Asteroids in orbit around Mars and Jupiter may have come from ancient minor planets that shattered into several tiny pieces a few billion years ago.
Researchers from the University of Florida propose that asteroids, along with meteorites that strike the surface of the Earth, are tiny splinters of small ancient planets that were once part of the primordial solar system.
The researchers say their new findings bring new insight that can help them understand how asteroids and meteorites form and devise technologies to help deflect these celestial bodies if they happen to travel in a trajectory that hits the Earth.
The Prevailing Theory On Asteroids
The main asteroid belt between Mars and Jupiter is a disk of asteroids and minor planets that travel in orbit around the sun. Scientists have come to see the asteroid belt as the dividing line between the inner rocky planets and the outer gas giants.

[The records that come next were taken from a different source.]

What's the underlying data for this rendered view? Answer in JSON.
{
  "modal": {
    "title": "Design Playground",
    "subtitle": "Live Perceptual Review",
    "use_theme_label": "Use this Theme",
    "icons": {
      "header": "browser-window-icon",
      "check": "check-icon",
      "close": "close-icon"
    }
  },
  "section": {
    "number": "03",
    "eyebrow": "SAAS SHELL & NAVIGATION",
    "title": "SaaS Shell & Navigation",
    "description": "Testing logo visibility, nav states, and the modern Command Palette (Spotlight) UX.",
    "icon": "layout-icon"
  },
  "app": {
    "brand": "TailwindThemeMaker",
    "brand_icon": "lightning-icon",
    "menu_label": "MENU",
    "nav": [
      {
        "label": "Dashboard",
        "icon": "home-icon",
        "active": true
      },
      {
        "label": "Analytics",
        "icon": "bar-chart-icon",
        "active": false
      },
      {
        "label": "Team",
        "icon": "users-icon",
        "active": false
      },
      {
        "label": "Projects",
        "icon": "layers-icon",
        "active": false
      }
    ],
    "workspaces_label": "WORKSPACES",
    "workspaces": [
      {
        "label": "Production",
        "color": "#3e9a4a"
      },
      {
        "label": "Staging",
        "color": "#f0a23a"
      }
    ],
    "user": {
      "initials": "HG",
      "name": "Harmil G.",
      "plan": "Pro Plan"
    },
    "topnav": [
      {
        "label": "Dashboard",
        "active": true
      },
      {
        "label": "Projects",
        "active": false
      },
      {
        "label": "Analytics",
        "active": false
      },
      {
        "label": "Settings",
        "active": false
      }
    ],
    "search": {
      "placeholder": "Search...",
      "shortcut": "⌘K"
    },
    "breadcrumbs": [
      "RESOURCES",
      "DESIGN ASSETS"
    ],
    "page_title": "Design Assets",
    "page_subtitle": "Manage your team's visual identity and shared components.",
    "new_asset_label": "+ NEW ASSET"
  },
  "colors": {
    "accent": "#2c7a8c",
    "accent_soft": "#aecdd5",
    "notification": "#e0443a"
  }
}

For a long time, the prevailing theory was the asteroid belt was more heavily populated than it is today. However, the gravitational force coming from Jupiter pushed out 99 percent of the material and flung it out to other parts of the solar system. This very same gravity also prevented the asteroids from coming together to form a single body.
5 Ancient Planets Gave Birth To Asteroids
In a new study published in the journal Nature Astronomy, researchers at the University of Florida argue that the asteroid belt started out empty. Some 4 billion years ago, five or six minor planets shattered into several small pieces that are now called asteroids.
Lead author Stanley Dermott, a theoretical astronomer at UF's College of Liberal Arts and Sciences, says that at least 85 percent of all bodies in the asteroid belt must have come from these ancient planets.
There is also a huge possibility that the remaining 15 percent have the same origins, although it is also likely that they come from a common large body but no longer cluster in orbit.
The researchers classified the asteroids as belonging to five families, or groups of asteroids that come from the same larger body. These are Eulalia, Flora, Nysa, Polana, and Vesta.
"I wouldn't be surprised if we eventually trace the origins of all asteroids in the main asteroid belt, not just those in the inner belt, to a small number of known parent bodies," Dermott says.
Support From An Earlier Study
The findings of the research also align with a recent study supplanting the age-old theory that Jupiter's influence created the asteroid belt as experts know it today.
In September 2017, researchers from the Université de Bordeaux in Nouvelle-Aquitaine, France advanced the idea that asteroids were once bits and pieces that broke off from the planets in the solar system.
The researchers said that S-type asteroids have high amounts of silicates, minerals that are found in abundance in the inner rocky planets. On the other hand, the C-type asteroids are teeming with carbon, similar to the gas planets on the outer edges of the solar system.